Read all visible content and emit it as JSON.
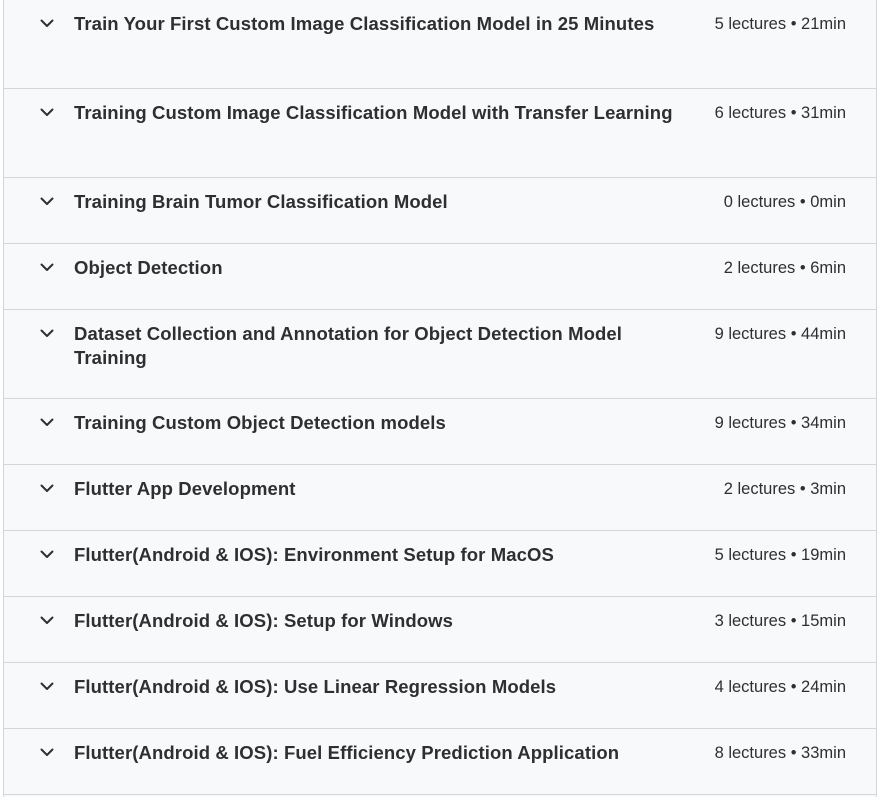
{
  "sections": [
    {
      "title": "Train Your First Custom Image Classification Model in 25 Minutes",
      "meta": "5 lectures • 21min",
      "lines": 2
    },
    {
      "title": "Training Custom Image Classification Model with Transfer Learning",
      "meta": "6 lectures • 31min",
      "lines": 2
    },
    {
      "title": "Training Brain Tumor Classification Model",
      "meta": "0 lectures • 0min",
      "lines": 1
    },
    {
      "title": "Object Detection",
      "meta": "2 lectures • 6min",
      "lines": 1
    },
    {
      "title": "Dataset Collection and Annotation for Object Detection Model Training",
      "meta": "9 lectures • 44min",
      "lines": 2
    },
    {
      "title": "Training Custom Object Detection models",
      "meta": "9 lectures • 34min",
      "lines": 1
    },
    {
      "title": "Flutter App Development",
      "meta": "2 lectures • 3min",
      "lines": 1
    },
    {
      "title": "Flutter(Android & IOS): Environment Setup for MacOS",
      "meta": "5 lectures • 19min",
      "lines": 1
    },
    {
      "title": "Flutter(Android & IOS): Setup for Windows",
      "meta": "3 lectures • 15min",
      "lines": 1
    },
    {
      "title": "Flutter(Android & IOS): Use Linear Regression Models",
      "meta": "4 lectures • 24min",
      "lines": 1
    },
    {
      "title": "Flutter(Android & IOS): Fuel Efficiency Prediction Application",
      "meta": "8 lectures • 33min",
      "lines": 1
    }
  ],
  "icons": {
    "expand": "chevron-down-icon"
  },
  "colors": {
    "text": "#2d2f31",
    "border": "#d1d7dc",
    "background": "#f7f9fa"
  }
}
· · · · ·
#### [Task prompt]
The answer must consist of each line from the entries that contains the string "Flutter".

#### [Task result]
      "title": "Flutter App Development",
      "title": "Flutter(Android & IOS): Environment Setup for MacOS",
      "title": "Flutter(Android & IOS): Setup for Windows",
      "title": "Flutter(Android & IOS): Use Linear Regression Models",
      "title": "Flutter(Android & IOS): Fuel Efficiency Prediction Application",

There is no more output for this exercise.